The metre is now defined as the distance travelled by light in a vacuum during 1/299,792,458 of a second. When the French Academy of Sciences proposed the metre in 1791, however, they took the definition to be 1/10,000,000 of the distance between the Equator and the North Pole (measured via Paris). But what was that distance? Ken Alder, in The Measure of All Things, explains how it was calculated (I’ve been reading the Abacus paperback edition).
Between 1792 and 1798, astronomers Jean-Baptiste Delambre and Pierre Méchain undertook to measure the distance from two sea-level locations: Dunkerque and Barcelona. Astronomical observations were used to calculate the latitude of the endpoints, which were connected by a network of triangles with precisely measured angles. An additional 84 days of back-breaking effort with special platinum rulers (pp. 228, 241) gave precise measurements of the lengths of two of the sides (one would have been sufficient), from which all the other distances could be derived. The required distance between the Equator and the North Pole could then be calculated by extending the arc to an ellipse, factoring out the heights of the mountains, of which there were more than a few:
That is, Delambre and Méchain intended to calculate one quarter of the Earth’s circumference, by measuring the marked sector in this diagram, and extrapolating (mountains exaggerated 400 × in the picture):
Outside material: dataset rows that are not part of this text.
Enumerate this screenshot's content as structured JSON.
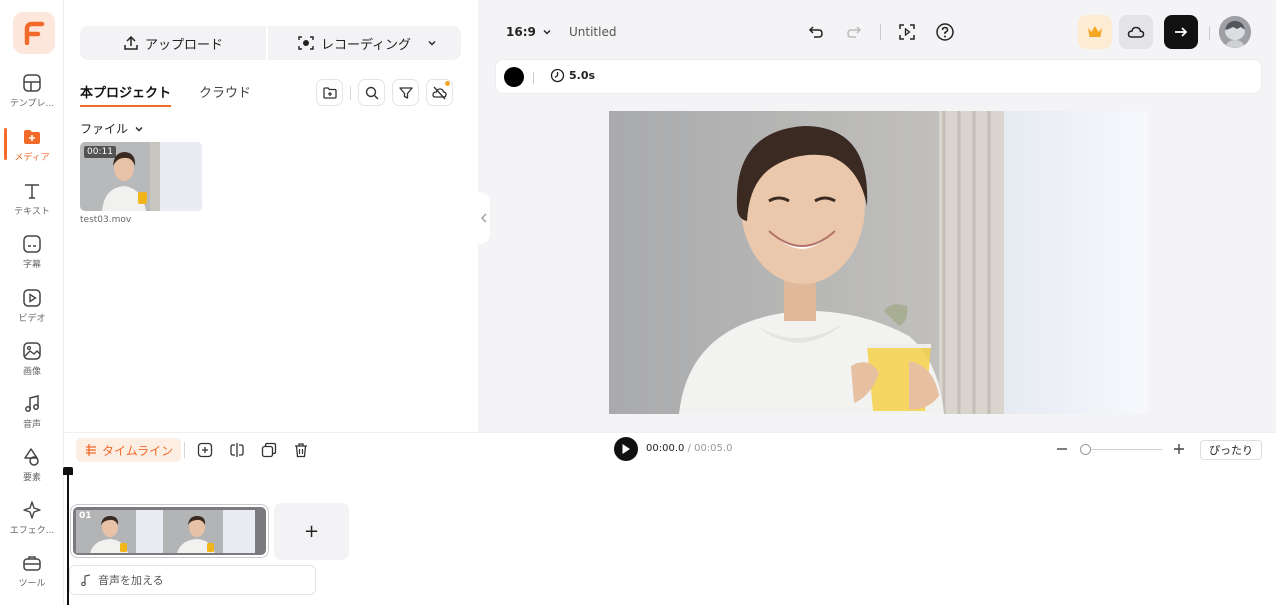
{
  "rail": {
    "items": [
      {
        "label": "テンプレ..."
      },
      {
        "label": "メディア"
      },
      {
        "label": "テキスト"
      },
      {
        "label": "字幕"
      },
      {
        "label": "ビデオ"
      },
      {
        "label": "画像"
      },
      {
        "label": "音声"
      },
      {
        "label": "要素"
      },
      {
        "label": "エフェク..."
      },
      {
        "label": "ツール"
      }
    ],
    "active_index": 1
  },
  "media": {
    "upload_label": "アップロード",
    "record_label": "レコーディング",
    "tabs": [
      {
        "label": "本プロジェクト",
        "active": true
      },
      {
        "label": "クラウド",
        "active": false
      }
    ],
    "filter_label": "ファイル",
    "files": [
      {
        "name": "test03.mov",
        "duration": "00:11"
      }
    ]
  },
  "preview": {
    "aspect_ratio": "16:9",
    "title": "Untitled",
    "background_color": "#000000",
    "clip_duration": "5.0s"
  },
  "timeline": {
    "label": "タイムライン",
    "current_time": "00:00.0",
    "total_time": " / 00:05.0",
    "fit_label": "ぴったり",
    "clip_index": "01",
    "add_audio_label": "音声を加える",
    "add_clip_symbol": "+"
  },
  "colors": {
    "accent": "#f26b2a",
    "dark": "#111111"
  }
}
It was a huge task, involving surveying on a massive scale, as well as performing complex trigonometric calculations. They had disease to contend with (Méchain later died of malaria), and the French Revolution was going on around them (they were imprisoned several times for looking suspicious). There was war with Prussia in the north and war with Spain in the south (the latter made operating in Spanish Barcelona a little difficult). And, in spite of the new high-precision surveying instruments they used (“Borda repeating circles”), there were two fundamental flaws with the enterprise.
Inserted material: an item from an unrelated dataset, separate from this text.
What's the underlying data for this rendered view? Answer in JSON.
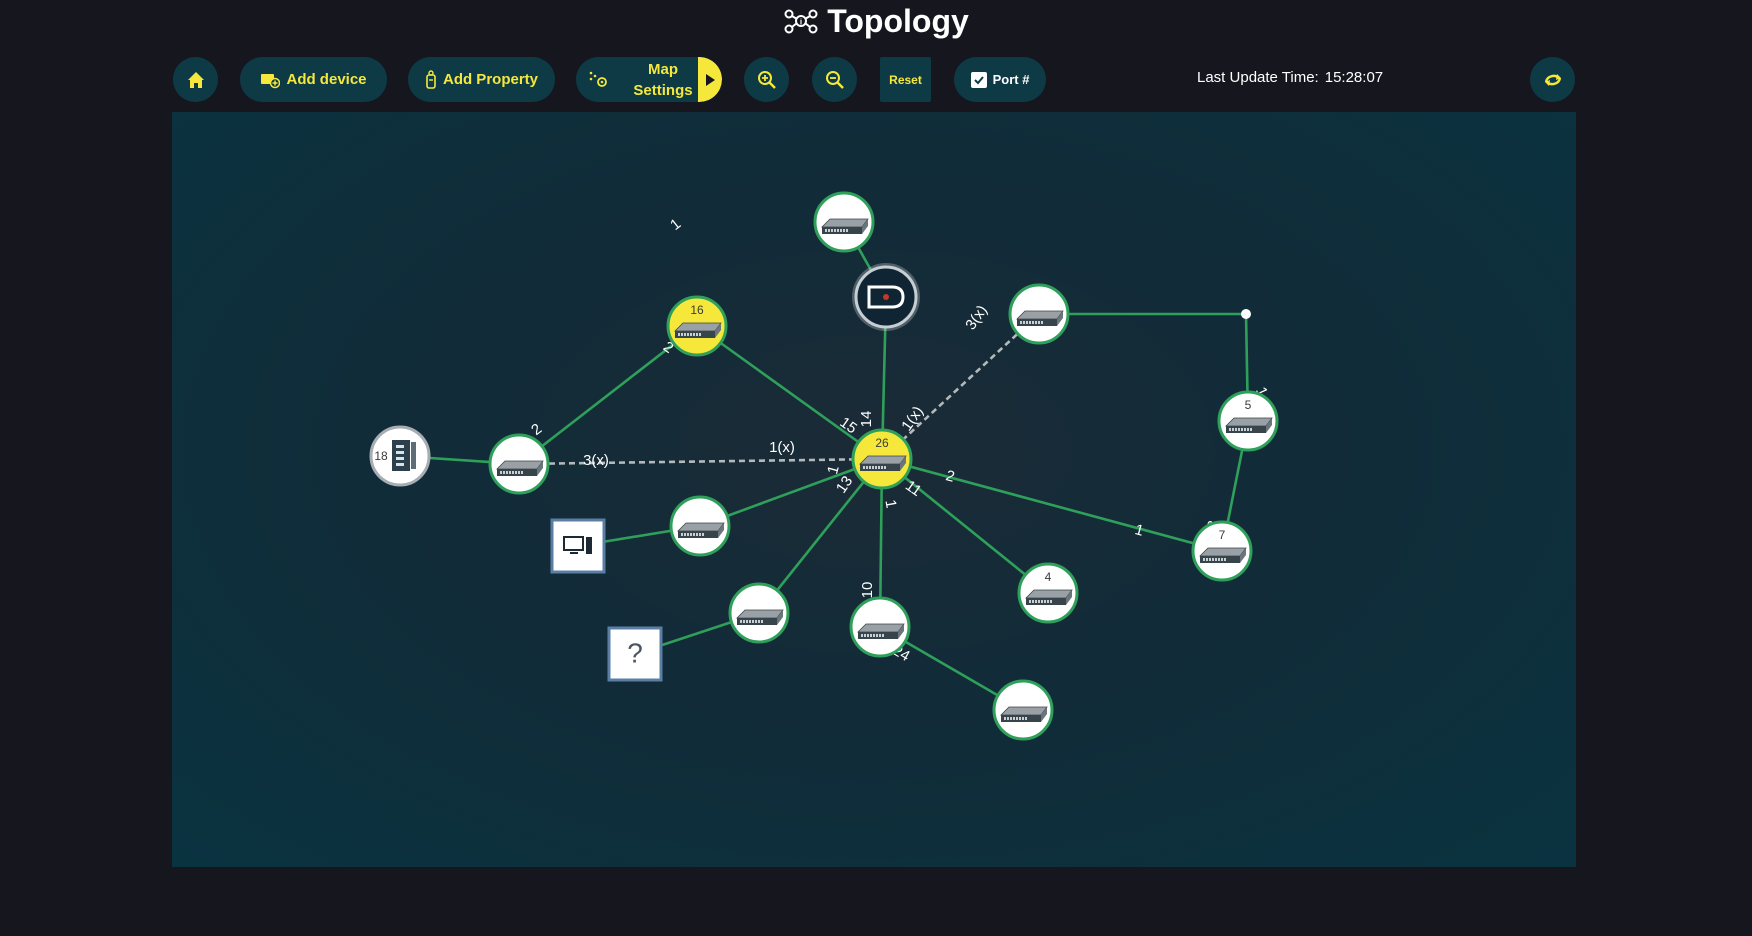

The first problem was that Méchain and Delambre had no real understanding of scientific error. All measurements have both systematic error and random error. Random error can be eliminated by averaging many measurements, but systematic error is more insidious. Imagine an experiment to measure the speed of sound with a stopwatch, by timing the visible “flash” and the audible “bang” of a distant explosion. The systematic error comes from the reaction time of about 0.2 seconds taken to press the stopwatch button. Since this applies for both the “flash” and the “bang,” it mostly cancels out, except that people react about 0.04 seconds faster to auditory stimuli – which means the measured times will vary randomly around a value which is 0.04 seconds too small. Méchain and Delambre did not understand the systematic errors in their “Borda repeating circles,” nor how to compensate for them (p. 316). The strain of worrying about it not only gave Méchain a nervous breakdown (described very well by Ken Alder), but led him to give in to the temptation to fudge his data (p. 307).
The second problem with the whole scheme was the shape of the Earth. They had begun by assuming the Earth was an oblate spheroid, flattened at the poles, with an eccentricity of 1/300. That was contradicted by additional latitude measurements which they took, and this caused some consternation. Today, surveyors define the geoid to be an oblate spheroid with about that eccentricity (1/298.257, actually), but with several adjustments that move “sea level” up or down by up to 100 metres in different part of the Earth. Unfortunately for Méchain and Delambre, France is in a part of the globe that “bulges out” slightly, and this made them over-estimate the eccentricity (p. 262):
Differences between the EGM 96 geoid and the reference oblate spheroid
However, Méchain and Delambre did eventually finish, although Méchain’s mental and moral struggles meant that Delambre did most of the work.
In the end, Méchain and Delambre were out by only 0.02% (the circumference of the Earth through the poles is actually 40,007.86 km, ignoring the “bulges”). A platinum bar with length approximately equal to their calculated metre was placed in the French National Archives in 1799. It remained the standard of length until 1889, when it was replaced by a new X-shaped platinum-iridium bar. However, this new standard (like all the redefinitions since) was intended to be as close to the original bar as possible.
This fascinating and very readable story of the Metric System’s birth is one for both science buffs and history buffs. I couldn’t put it down, and it deserves at least four stars.